(5) The California Constitution prohibits the Legislature from creating a debt or liability that singly or in the aggregate with any previous debts or liabilities exceeds the sum of $300,000, except by an act that (A) authorizes the debt for a single object or work specified in the act, (B) has been passed by a 2/3 vote of all the Members elected to each house of the Legislature, (C) has been submitted to the people at a statewide general or primary election, and (D) has received a majority of all the votes cast for and against it at that election.
This bill would set forth the Public Preschool, K-12, and College Health and Safety Bond Act of 2020 as a state general obligation bond act that would provide $15,000,000,000 to construct and modernize education facilities, as specified. This bond act would become operative only if approved by the voters at the March 3, 2020, statewide primary election. The bill would also provide for the submission of the bond act to the voters at that election.
(6) Existing law establishes the California State University, which is administered by the Board of Trustees of the California State University, and the: University of California, under the administration of the Regents of the University of California, as segments of public postsecondary education in this state.
This bill would require the Board of Trustees and the Regents to comply with certain conditions, as provided, before receiving funds from the 2020 University Capital Outlay Bond Fund established pursuant to the Public Preschool, K-12, and College Health and Safety Bond Act of 2020.
(7) Existing law authorizes the governing board of a school district to impose, as specified, an alternative fee, charge, dedication, or requirement on developers to fund school facilities, until the date new construction bond proceeds authorized by the Preschool-College Public Education Bond Act of 2016 are expended, or December 31, 2020, whichever is earlier.
This bill would remove this authority beginning the earlier of January 1, 2021, or the date new construction bond proceeds authorized by the 2016 bond act are expended or apportioned, until January 1, 2028. The bill would also exempt multifamily housing developments that are located no further than ½ mile from a major transit stop, and reduce by 20% from specified amounts for any other multifamily housing developments, as specified, from any fee, charge, dedication, or other requirement for the construction or reconstruction of school facilities, as provided.
(8) This bill, except for the provision making the provisions of the bill severable, would become effective upon the adoption of the Public Preschool, K-12, and College Health and Safety Bond Act of 2020 by the voters at the March 3, 2020, statewide primary election.
Arguments may be submitted for or against the measure.
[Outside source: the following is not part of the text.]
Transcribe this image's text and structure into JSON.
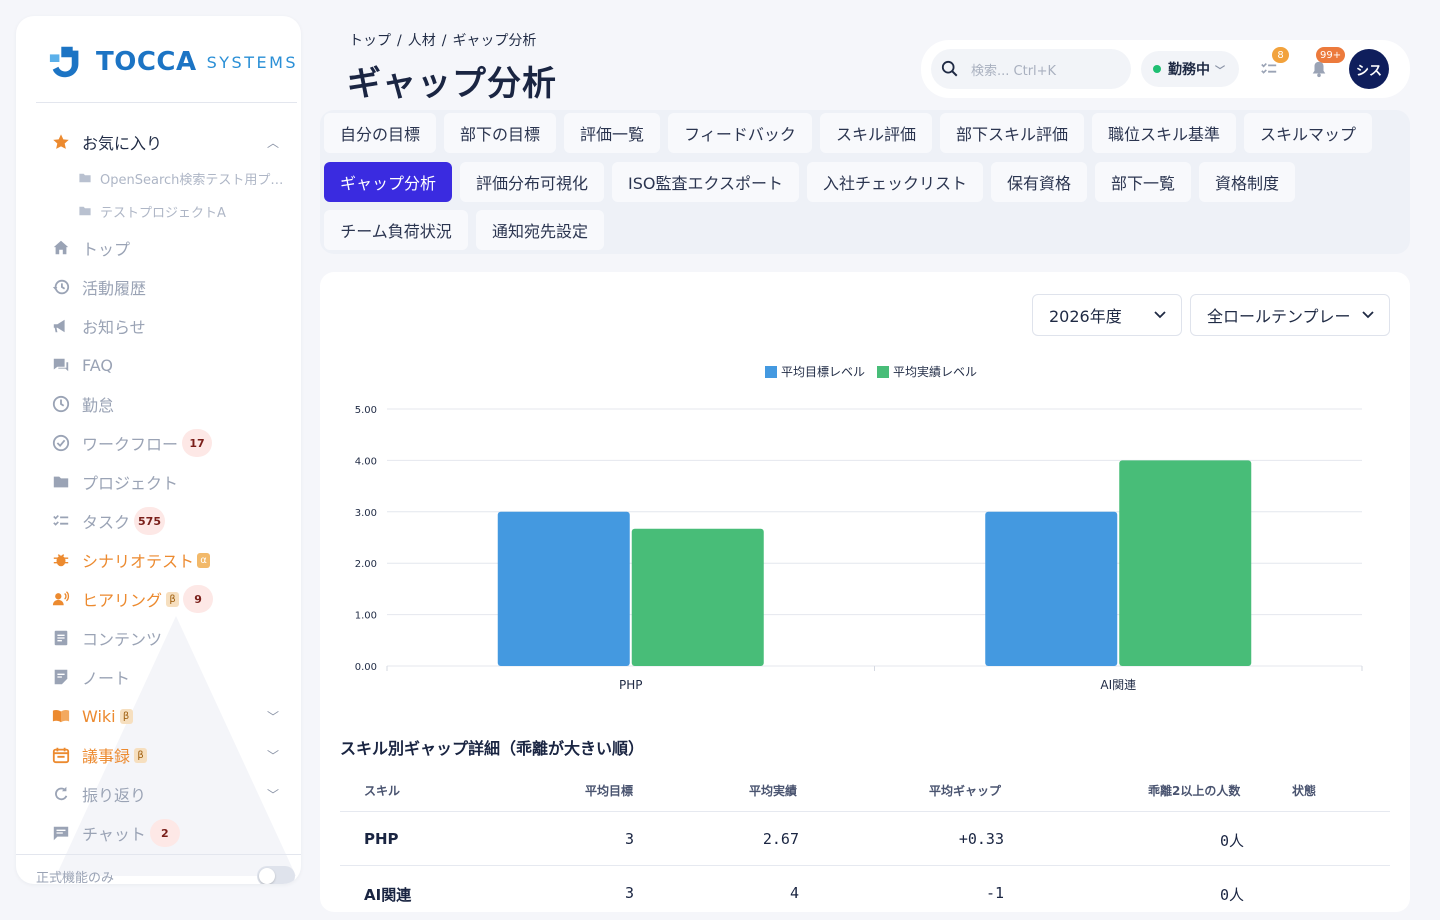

Arguments selected for the statewide Voter Information Guide will be on public display from November 19 to December 9, 2019. If multiple arguments are submitted for the proposition, state law gives first priority to arguments written by legislators in the case of legislative measures; subsequent priority goes to bona fide citizen associations and then to individuals. No more than three signers are allowed to appear on an argument or rebuttal to an argument.
Ballot arguments cannot exceed 500 words and rebuttals to ballot arguments cannot exceed 250 words. All submissions should be typed and double-spaced. Arguments may be hand-delivered to the Secretary of State’s Elections Division at 1500 11th Street, 5th Floor, Sacramento, California 95814; faxed to (916) 653-3214; or emailed to VIGarguments@sos.ca.gov. If faxed or emailed, the original documents must be received within 72 hours. The deadline to submit ballot arguments is November 5 by 5:00 p.m. The deadline to submit rebuttals to the ballot arguments is November 14 by 5:00 p.m.
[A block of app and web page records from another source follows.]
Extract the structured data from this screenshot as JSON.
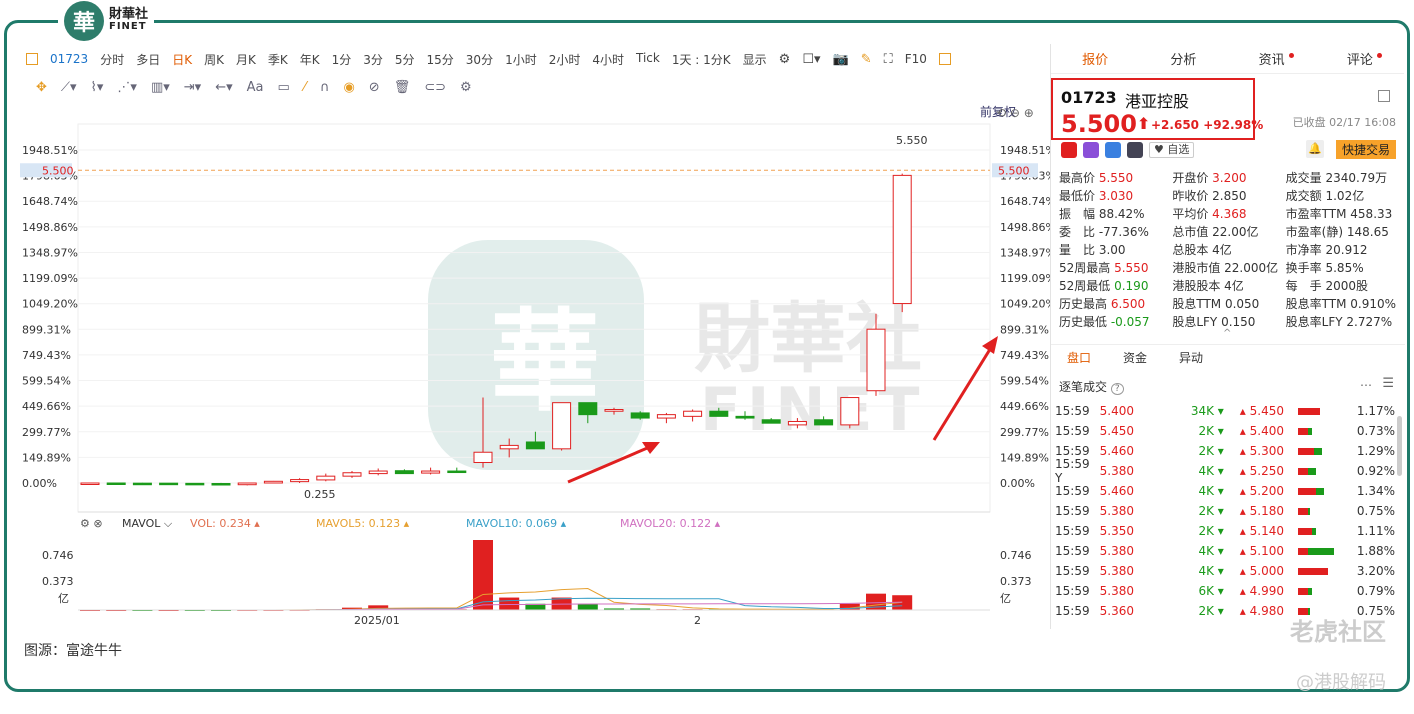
{
  "brand": {
    "seal": "華",
    "name_cn": "財華社",
    "name_en": "FINET"
  },
  "toolbar": {
    "code": "01723",
    "items": [
      "分时",
      "多日",
      "日K",
      "周K",
      "月K",
      "季K",
      "年K",
      "1分",
      "3分",
      "5分",
      "15分",
      "30分",
      "1小时",
      "2小时",
      "4小时",
      "Tick",
      "1天 : 1分K",
      "显示"
    ],
    "active": "日K",
    "right_label": "F10"
  },
  "chart_controls": {
    "adjust_label": "前复权"
  },
  "chart_data": [
    {
      "type": "candlestick",
      "y_tick_labels": [
        "1948.51%",
        "1798.63%",
        "1648.74%",
        "1498.86%",
        "1348.97%",
        "1199.09%",
        "1049.20%",
        "899.31%",
        "749.43%",
        "599.54%",
        "449.66%",
        "299.77%",
        "149.89%",
        "0.00%"
      ],
      "current_price_label": "5.500",
      "annotations": {
        "high": "5.550",
        "low": "0.255"
      },
      "x_tick_labels": [
        "2025/01",
        "2"
      ],
      "candles_ohlc_pct": [
        [
          0,
          2,
          -2,
          0
        ],
        [
          0,
          1,
          -2,
          -1
        ],
        [
          -1,
          1,
          -8,
          -10
        ],
        [
          -1,
          0,
          -4,
          -2
        ],
        [
          -2,
          0,
          -4,
          -3
        ],
        [
          -3,
          1,
          -12,
          -10
        ],
        [
          -10,
          3,
          -14,
          0
        ],
        [
          0,
          12,
          -2,
          10
        ],
        [
          8,
          28,
          0,
          20
        ],
        [
          18,
          55,
          10,
          40
        ],
        [
          40,
          70,
          30,
          60
        ],
        [
          55,
          85,
          45,
          70
        ],
        [
          72,
          80,
          60,
          55
        ],
        [
          58,
          90,
          50,
          70
        ],
        [
          70,
          90,
          60,
          65
        ],
        [
          120,
          500,
          90,
          180
        ],
        [
          200,
          260,
          150,
          220
        ],
        [
          240,
          300,
          200,
          200
        ],
        [
          200,
          470,
          190,
          470
        ],
        [
          470,
          470,
          350,
          400
        ],
        [
          420,
          440,
          400,
          430
        ],
        [
          410,
          420,
          370,
          380
        ],
        [
          380,
          410,
          350,
          400
        ],
        [
          390,
          430,
          360,
          420
        ],
        [
          420,
          440,
          400,
          390
        ],
        [
          390,
          420,
          370,
          380
        ],
        [
          370,
          380,
          350,
          350
        ],
        [
          340,
          380,
          320,
          360
        ],
        [
          370,
          390,
          340,
          340
        ],
        [
          340,
          500,
          320,
          500
        ],
        [
          540,
          990,
          510,
          900
        ],
        [
          1050,
          1810,
          1000,
          1800
        ]
      ]
    },
    {
      "type": "bar",
      "title": "MAVOL",
      "legend": {
        "vol": "VOL: 0.234",
        "ma5": "MAVOL5: 0.123",
        "ma10": "MAVOL10: 0.069",
        "ma20": "MAVOL20: 0.122"
      },
      "y_tick_labels": [
        "0.746",
        "0.373",
        "亿"
      ],
      "volumes": [
        0,
        0,
        0,
        0,
        0,
        0,
        0.002,
        0.002,
        0.003,
        0.01,
        0.03,
        0.06,
        0.02,
        0.01,
        0.01,
        0.9,
        0.16,
        0.08,
        0.16,
        0.08,
        0.02,
        0.02,
        0.01,
        0.01,
        0.01,
        0.01,
        0.01,
        0.01,
        0.01,
        0.08,
        0.21,
        0.19
      ],
      "volume_up": [
        true,
        true,
        false,
        true,
        false,
        false,
        true,
        true,
        true,
        true,
        true,
        true,
        false,
        true,
        true,
        true,
        true,
        false,
        true,
        false,
        false,
        false,
        true,
        true,
        false,
        false,
        false,
        true,
        false,
        true,
        true,
        true
      ]
    }
  ],
  "source_text": "图源：富途牛牛",
  "watermark": {
    "main": "老虎社区",
    "handle": "@港股解码",
    "center_cn": "財華社",
    "center_en": "FINET"
  },
  "panel": {
    "tabs": [
      "报价",
      "分析",
      "资讯",
      "评论"
    ],
    "code": "01723",
    "name": "港亚控股",
    "price": "5.500",
    "arrow": "⬆",
    "change": "+2.650",
    "change_pct": "+92.98%",
    "closed": "已收盘 02/17 16:08",
    "favorite": "自选",
    "quick_trade": "快捷交易",
    "stats": [
      [
        [
          "最高价",
          "5.550",
          "red"
        ],
        [
          "开盘价",
          "3.200",
          "red"
        ],
        [
          "成交量",
          "2340.79万",
          ""
        ]
      ],
      [
        [
          "最低价",
          "3.030",
          "red"
        ],
        [
          "昨收价",
          "2.850",
          ""
        ],
        [
          "成交额",
          "1.02亿",
          ""
        ]
      ],
      [
        [
          "振　幅",
          "88.42%",
          ""
        ],
        [
          "平均价",
          "4.368",
          "red"
        ],
        [
          "市盈率TTM",
          "458.33",
          ""
        ]
      ],
      [
        [
          "委　比",
          "-77.36%",
          ""
        ],
        [
          "总市值",
          "22.00亿",
          ""
        ],
        [
          "市盈率(静)",
          "148.65",
          ""
        ]
      ],
      [
        [
          "量　比",
          "3.00",
          ""
        ],
        [
          "总股本",
          "4亿",
          ""
        ],
        [
          "市净率",
          "20.912",
          ""
        ]
      ],
      [
        [
          "52周最高",
          "5.550",
          "red"
        ],
        [
          "港股市值",
          "22.000亿",
          ""
        ],
        [
          "换手率",
          "5.85%",
          ""
        ]
      ],
      [
        [
          "52周最低",
          "0.190",
          "green"
        ],
        [
          "港股股本",
          "4亿",
          ""
        ],
        [
          "每　手",
          "2000股",
          ""
        ]
      ],
      [
        [
          "历史最高",
          "6.500",
          "red"
        ],
        [
          "股息TTM",
          "0.050",
          ""
        ],
        [
          "股息率TTM",
          "0.910%",
          ""
        ]
      ],
      [
        [
          "历史最低",
          "-0.057",
          "green"
        ],
        [
          "股息LFY",
          "0.150",
          ""
        ],
        [
          "股息率LFY",
          "2.727%",
          ""
        ]
      ]
    ],
    "sub_tabs": [
      "盘口",
      "资金",
      "异动"
    ],
    "ticks_title": "逐笔成交",
    "ticks": [
      [
        "15:59",
        "5.400",
        "34K",
        "5.450",
        "1.17%"
      ],
      [
        "15:59",
        "5.450",
        "2K",
        "5.400",
        "0.73%"
      ],
      [
        "15:59",
        "5.460",
        "2K",
        "5.300",
        "1.29%"
      ],
      [
        "15:59 Y",
        "5.380",
        "4K",
        "5.250",
        "0.92%"
      ],
      [
        "15:59",
        "5.460",
        "4K",
        "5.200",
        "1.34%"
      ],
      [
        "15:59",
        "5.380",
        "2K",
        "5.180",
        "0.75%"
      ],
      [
        "15:59",
        "5.350",
        "2K",
        "5.140",
        "1.11%"
      ],
      [
        "15:59",
        "5.380",
        "4K",
        "5.100",
        "1.88%"
      ],
      [
        "15:59",
        "5.380",
        "4K",
        "5.000",
        "3.20%"
      ],
      [
        "15:59",
        "5.380",
        "6K",
        "4.990",
        "0.79%"
      ],
      [
        "15:59",
        "5.360",
        "2K",
        "4.980",
        "0.75%"
      ]
    ]
  },
  "colors": {
    "up": "#e02020",
    "down": "#1a9a1a",
    "accent": "#e05a00",
    "frame": "#1f7a6a"
  }
}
For more information on ballot measures, candidate filing requirements, and election deadlines, please visit: https://www.sos.ca.gov/elections/upcoming-elections/presidential-primary-election-march-3-2020/